The brewery consists of a 10-hl brewhouse with 3-1ohl fermenters and 4 bright tanks, “just to get us rolling,” says Kristjansson. “It is designed to triple capacity in tanks.” The plan is a true brewpub operation, with pints sold on site as well as growlers and maybe some medium sized bottle off-sales out of a retail space in the building. While he doesn’t reject the idea of packaging and selling in stores, it is not his priority. ‘There are lots of wonderful brewers in Winnipeg. We won’t go beyond the pub until we have brewed enough time that we have reached consistency in our brews and then we will just look at other restaurants, the MLC growler program. Canning would be phase three or four for us down the road.”
“We are confident we will sell a lot of beer in our own building.”

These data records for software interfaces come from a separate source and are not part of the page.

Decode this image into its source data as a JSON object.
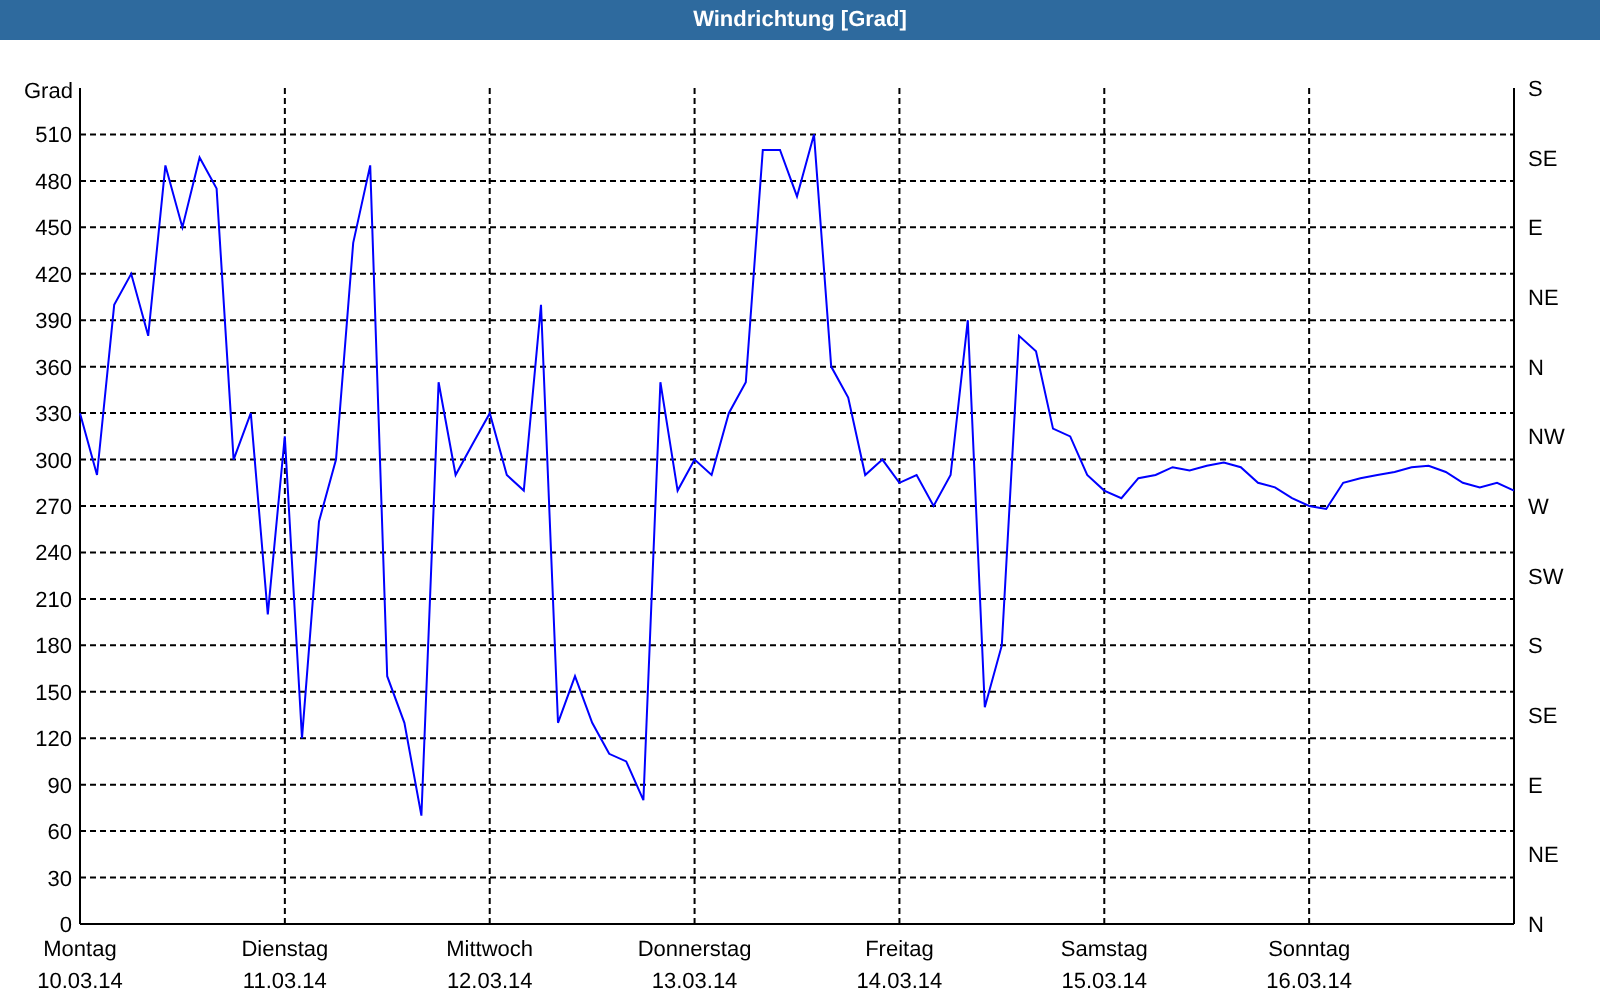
{
  "window": {
    "title": "Windrichtung [Grad]"
  },
  "chart": {
    "x_dates": [
      "10.03.14",
      "11.03.14",
      "12.03.14",
      "13.03.14",
      "14.03.14",
      "15.03.14",
      "16.03.14"
    ],
    "compass_labels": [
      "S",
      "SE",
      "E",
      "NE",
      "N",
      "NW",
      "W",
      "SW",
      "S",
      "SE",
      "E",
      "NE",
      "N"
    ],
    "chart_data": {
      "type": "line",
      "ylabel": "Grad",
      "ylim": [
        0,
        540
      ],
      "grid": true,
      "categories": [
        "Montag",
        null,
        null,
        null,
        null,
        null,
        null,
        null,
        null,
        null,
        null,
        null,
        "Dienstag",
        null,
        null,
        null,
        null,
        null,
        null,
        null,
        null,
        null,
        null,
        null,
        "Mittwoch",
        null,
        null,
        null,
        null,
        null,
        null,
        null,
        null,
        null,
        null,
        null,
        "Donnerstag",
        null,
        null,
        null,
        null,
        null,
        null,
        null,
        null,
        null,
        null,
        null,
        "Freitag",
        null,
        null,
        null,
        null,
        null,
        null,
        null,
        null,
        null,
        null,
        null,
        "Samstag",
        null,
        null,
        null,
        null,
        null,
        null,
        null,
        null,
        null,
        null,
        null,
        "Sonntag",
        null,
        null,
        null,
        null,
        null,
        null,
        null,
        null,
        null,
        null,
        null,
        null
      ],
      "yticks": [
        0,
        30,
        60,
        90,
        120,
        150,
        180,
        210,
        240,
        270,
        300,
        330,
        360,
        390,
        420,
        450,
        480,
        510
      ],
      "series": [
        {
          "color": "#0000ff",
          "values": [
            330,
            290,
            400,
            420,
            380,
            490,
            450,
            495,
            475,
            300,
            330,
            200,
            315,
            120,
            260,
            300,
            440,
            490,
            160,
            130,
            70,
            350,
            290,
            310,
            330,
            290,
            280,
            400,
            130,
            160,
            130,
            110,
            105,
            80,
            350,
            280,
            300,
            290,
            330,
            350,
            500,
            500,
            470,
            510,
            360,
            340,
            290,
            300,
            285,
            290,
            270,
            290,
            390,
            140,
            180,
            380,
            370,
            320,
            315,
            290,
            280,
            275,
            288,
            290,
            295,
            293,
            296,
            298,
            295,
            285,
            282,
            275,
            270,
            268,
            285,
            288,
            290,
            292,
            295,
            296,
            292,
            285,
            282,
            285,
            280
          ]
        }
      ]
    }
  }
}
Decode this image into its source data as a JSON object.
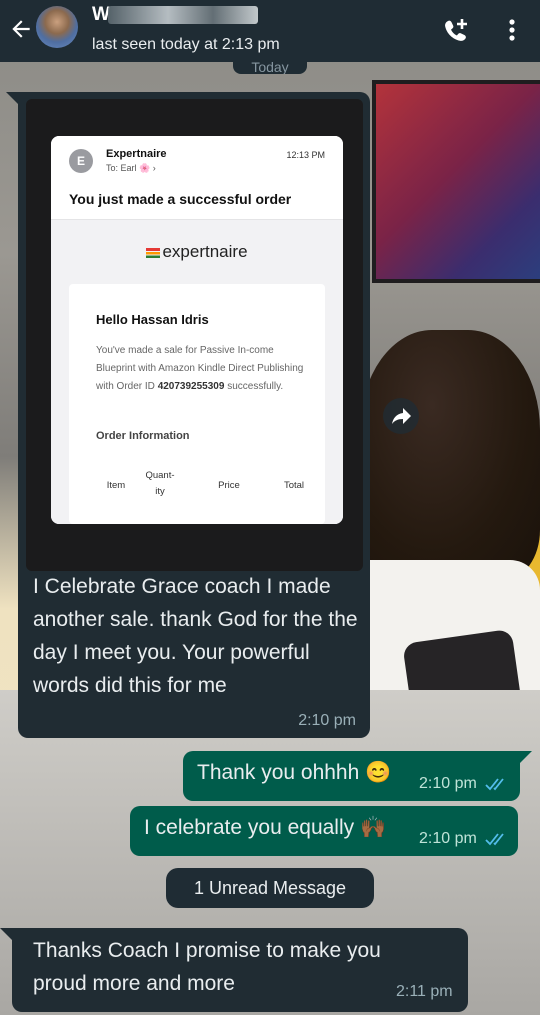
{
  "header": {
    "contact_name": "W",
    "last_seen": "last seen today at 2:13 pm",
    "back_icon": "arrow-left-icon",
    "call_icon": "add-call-icon",
    "menu_icon": "more-vert-icon"
  },
  "date_chip": "Today",
  "messages": [
    {
      "direction": "incoming",
      "image": {
        "sender_initial": "E",
        "sender_name": "Expertnaire",
        "to_line": "To: Earl",
        "time": "12:13 PM",
        "subject": "You just made a successful order",
        "brand": "expertnaire",
        "greeting": "Hello Hassan Idris",
        "body_text": "You've made a sale for Passive In-come Blueprint with Amazon Kindle Direct Publishing with Order ID",
        "order_id": "420739255309",
        "body_suffix": "successfully.",
        "order_information": "Order Information",
        "table_headers": [
          "Item",
          "Quant-ity",
          "Price",
          "Total"
        ]
      },
      "text": "I Celebrate Grace coach I made another sale. thank God for the the day I meet you. Your powerful words did this for me",
      "time": "2:10 pm"
    },
    {
      "direction": "outgoing",
      "text": "Thank you ohhhh",
      "emoji": "😊",
      "time": "2:10 pm",
      "status": "read"
    },
    {
      "direction": "outgoing",
      "text": "I celebrate you equally",
      "emoji": "🙌🏾",
      "time": "2:10 pm",
      "status": "read"
    },
    {
      "direction": "incoming",
      "text": "Thanks Coach I promise to make you proud more and more",
      "time": "2:11 pm"
    }
  ],
  "unread_banner": "1 Unread Message",
  "colors": {
    "header": "#1f2c34",
    "incoming_bubble": "#202c33",
    "outgoing_bubble": "#005c4b",
    "read_ticks": "#53bdeb"
  }
}
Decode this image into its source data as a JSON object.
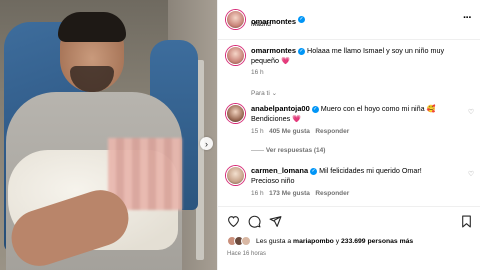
{
  "post": {
    "author": "omarmontes",
    "location": "Madrid",
    "caption_author": "omarmontes",
    "caption": "Holaaa me llamo Ismael y soy un niño muy pequeño 💗",
    "caption_time": "16 h",
    "more_icon": "more-options-icon"
  },
  "for_you_label": "Para ti",
  "comments": [
    {
      "user": "anabelpantoja00",
      "text": "Muero con el hoyo como mi niña 🥰 Bendiciones 💗",
      "time": "15 h",
      "likes": "405 Me gusta",
      "reply": "Responder",
      "view_replies": "Ver respuestas (14)"
    },
    {
      "user": "carmen_lomana",
      "text": "Mil felicidades mi querido Omar! Precioso niño",
      "time": "16 h",
      "likes": "173 Me gusta",
      "reply": "Responder"
    }
  ],
  "footer": {
    "likes_prefix": "Les gusta a ",
    "likes_user": "mariapombo",
    "likes_suffix": " y ",
    "likes_count": "233.699 personas más",
    "time_ago": "Hace 16 horas"
  },
  "colors": {
    "verified": "#0095f6",
    "heart": "#ed4956",
    "muted": "#737373"
  }
}
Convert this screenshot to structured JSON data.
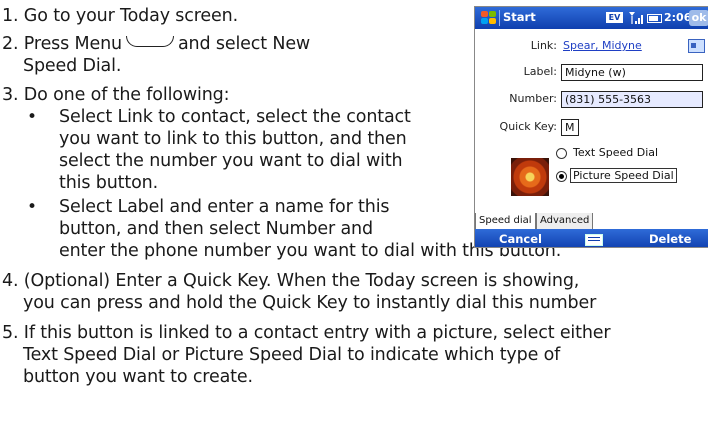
{
  "steps": {
    "s1": "1. Go to your Today screen.",
    "s2a": "2. Press Menu",
    "s2b": "and select New",
    "s2c": "Speed Dial.",
    "s3": "3. Do one of the following:",
    "b1a": "Select Link to contact, select the contact",
    "b1b": "you want to link to this button, and then",
    "b1c": "select the number you want to dial with",
    "b1d": "this button.",
    "b2a": "Select Label and enter a name for this",
    "b2b": "button, and then select Number and",
    "b2c": "enter the phone number you want to dial with this button.",
    "s4a": "4. (Optional) Enter a Quick Key. When the Today screen is showing,",
    "s4b": "you can press and hold the Quick Key to instantly dial this number",
    "s5a": "5. If this button is linked to a contact entry with a picture, select either",
    "s5b": "Text Speed Dial or Picture Speed Dial to indicate which type of",
    "s5c": "button you want to create.",
    "bullet": "•"
  },
  "phone": {
    "title": "Start",
    "ev": "EV",
    "time": "2:06",
    "ok": "ok",
    "link_label": "Link:",
    "link_value": "Spear, Midyne",
    "label_label": "Label:",
    "label_value": "Midyne (w)",
    "number_label": "Number:",
    "number_value": "(831) 555-3563",
    "quickkey_label": "Quick Key:",
    "quickkey_value": "M",
    "radio_text": "Text Speed Dial",
    "radio_picture": "Picture Speed Dial",
    "selected_option": "Picture Speed Dial",
    "tab_speed_dial": "Speed dial",
    "tab_advanced": "Advanced",
    "cancel": "Cancel",
    "delete": "Delete",
    "accent": "#1f4fc4"
  }
}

Kristjansson predicts the pub will be open within a few weeks. “The building is ready, the brewery is in, the boiler is connected, we can run the glycol, we are almost ready to fire things up!”
The name, Brazen Hall, both reflects Kristjansson’s heritage and his approach to opening the brewpub. “It reflects our origins in Iceland. We have 1300 years of family tree back there,” he says. But also sees it as an attitude. “I am 48 years old, opened many businesses, made lots of mistakes, lived through them. Brazen Hall about stepping up and doing something that is personal – scary but personal. Brazen is my attitude of life. It comes down to the importance of speaking my mind honestly. What we promise, we deliver.”
For Kristjansson, this is not a project to make his riches, but to just be a part of a community. “We really want to be a local craft brewery pub,” he says. “At the end of the day we want to serve local Manitobans beer that we love and they want to drink.
“We are not grandiose. If I wanted to build a brewery and sell to AB-Inbev, it wouldn’t have been 10hl. It is small so it can be personal, so we can brew small, hand paddle-stirred beer for local people.”
Seems a brazen enough plan to me. Brazen Hall, opening soon.